Faith Community Nursing in Australia 1996-2016: looking forward to the future with hope

An overview of the commencement of Faith Community Nursing in Australia and the formation of AFCNA, and discussion of where to from here 'Looking back we can see that God has provided for AFCNA. He prepared the way for us to commence the FCN role and I am sure He will continue to grow this ministry in ways that suit the time and context. For a small organisation we have achieved much thanks to the vision, dedication, and unstinting voluntary work of a small band of members. AFCNA is committed to doing God’s work and we are relying on God to vision, equipping and energising to fulfil his calling, just as he has promised.' p.7.

A Bible study on serving in Health and Care Ministry to promote health

A Bible study to promote individual reflection or group discussion to better understand how health fits within the church context following the ministry of Jesus, the call the church to care for the marginalised and the response of the community.

Faith and healing – what does God’s word say

This article explores why it is important to understand the theology of healing, looks that the words for healing in both the Old and the New Testament and discusses the relationship between faith and healing.

Genuine Friendship Promotes Hope and Health

This article explores the how friendship and social inclusion benefit the individual, the community and the economy!

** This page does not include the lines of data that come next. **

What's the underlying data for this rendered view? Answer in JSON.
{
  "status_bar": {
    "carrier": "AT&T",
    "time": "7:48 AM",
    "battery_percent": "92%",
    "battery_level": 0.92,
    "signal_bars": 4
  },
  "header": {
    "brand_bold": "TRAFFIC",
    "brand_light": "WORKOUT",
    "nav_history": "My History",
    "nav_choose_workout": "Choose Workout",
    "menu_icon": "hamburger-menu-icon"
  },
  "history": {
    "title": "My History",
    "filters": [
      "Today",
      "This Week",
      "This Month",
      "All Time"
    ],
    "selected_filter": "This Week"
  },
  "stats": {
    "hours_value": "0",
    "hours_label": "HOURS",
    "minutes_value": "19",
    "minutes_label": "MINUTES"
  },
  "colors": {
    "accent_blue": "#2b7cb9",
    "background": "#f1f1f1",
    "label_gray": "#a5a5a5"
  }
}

Poor mental health outcomes are directly linked to social isolation in people living with chronic mental illness . For churches looking for affordable ways to connect with their community and there is no easier way than encouraging friendships.

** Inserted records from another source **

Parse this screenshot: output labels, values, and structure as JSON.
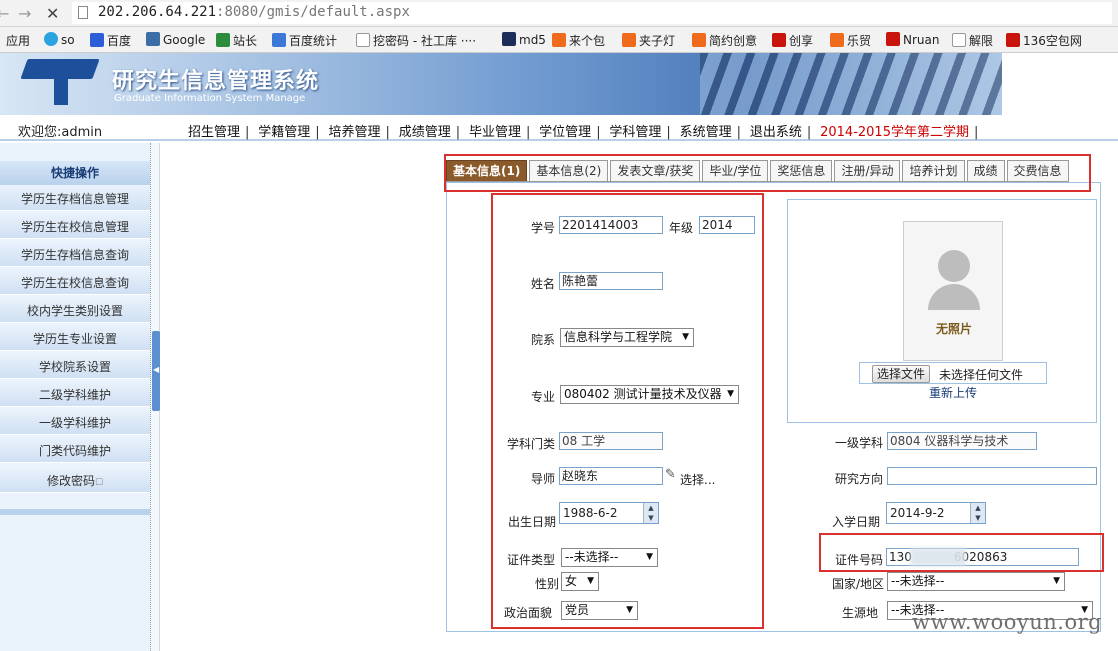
{
  "browser": {
    "url_host": "202.206.64.221",
    "url_rest": ":8080/gmis/default.aspx",
    "bookmarks": [
      "应用",
      "so",
      "百度",
      "Google",
      "站长",
      "百度统计",
      "挖密码 - 社工库 ····",
      "md5",
      "来个包",
      "夹子灯",
      "简约创意",
      "创享",
      "乐贸",
      "Nruan",
      "解限",
      "136空包网"
    ]
  },
  "header": {
    "title": "研究生信息管理系统",
    "subtitle": "Graduate Information System Manage"
  },
  "nav": {
    "welcome": "欢迎您:admin",
    "items": [
      "招生管理",
      "学籍管理",
      "培养管理",
      "成绩管理",
      "毕业管理",
      "学位管理",
      "学科管理",
      "系统管理",
      "退出系统"
    ],
    "term": "2014-2015学年第二学期"
  },
  "sidebar": {
    "header": "快捷操作",
    "items": [
      "学历生存档信息管理",
      "学历生在校信息管理",
      "学历生存档信息查询",
      "学历生在校信息查询",
      "校内学生类别设置",
      "学历生专业设置",
      "学校院系设置",
      "二级学科维护",
      "一级学科维护",
      "门类代码维护"
    ],
    "change_password": "修改密码"
  },
  "tabs": [
    "基本信息(1)",
    "基本信息(2)",
    "发表文章/获奖",
    "毕业/学位",
    "奖惩信息",
    "注册/异动",
    "培养计划",
    "成绩",
    "交费信息"
  ],
  "form": {
    "student_id_label": "学号",
    "student_id": "2201414003",
    "grade_label": "年级",
    "grade": "2014",
    "name_label": "姓名",
    "name": "陈艳蕾",
    "department_label": "院系",
    "department": "信息科学与工程学院",
    "major_label": "专业",
    "major": "080402 测试计量技术及仪器",
    "discipline_category_label": "学科门类",
    "discipline_category": "08 工学",
    "primary_discipline_label": "一级学科",
    "primary_discipline": "0804 仪器科学与技术",
    "advisor_label": "导师",
    "advisor": "赵晓东",
    "advisor_select": "选择...",
    "research_direction_label": "研究方向",
    "research_direction": "",
    "birth_date_label": "出生日期",
    "birth_date": "1988-6-2",
    "enroll_date_label": "入学日期",
    "enroll_date": "2014-9-2",
    "id_type_label": "证件类型",
    "id_type": "--未选择--",
    "id_number_label": "证件号码",
    "id_number_prefix": "130",
    "id_number_suffix": "6020863",
    "gender_label": "性别",
    "gender": "女",
    "country_label": "国家/地区",
    "country": "--未选择--",
    "political_label": "政治面貌",
    "political": "党员",
    "origin_label": "生源地",
    "origin": "--未选择--"
  },
  "photo": {
    "no_photo": "无照片",
    "choose_file": "选择文件",
    "no_file": "未选择任何文件",
    "reupload": "重新上传"
  },
  "watermark": "www.wooyun.org",
  "colors": {
    "highlight_red": "#d9322e",
    "active_tab": "#8b5a2b",
    "term": "#cc0000"
  }
}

Spiritual care for older people and people living with dementia

This reflection on learnings from the fifth International Conference on Ageing and Spirituality,  explores three areas: dementia, music, identity . Then challenges our communities to nurture a positive attitude to older people, actively seek new ways to meet their needs and facilitate their participation.

 Spiritual direction and Faith Community Nursing

A short personal reflection on the value of spiritual direction to the faith life of the nurse and to recognise the spirit of God at work in the lives of others when ministering with them.

Cultural safety

As part of the Code of conduct Australian nurses are to 'engage with people as individuals in a culturally safe and respectful way'. What is cultural safety?  Cultural safety is not treating everyone the same, but treating everyone equally in providing an environment that is ‘spiritually, socially, emotionally safe, as well as physically safe for people’.

Photo credit: Kimberly Farmer on Unsplash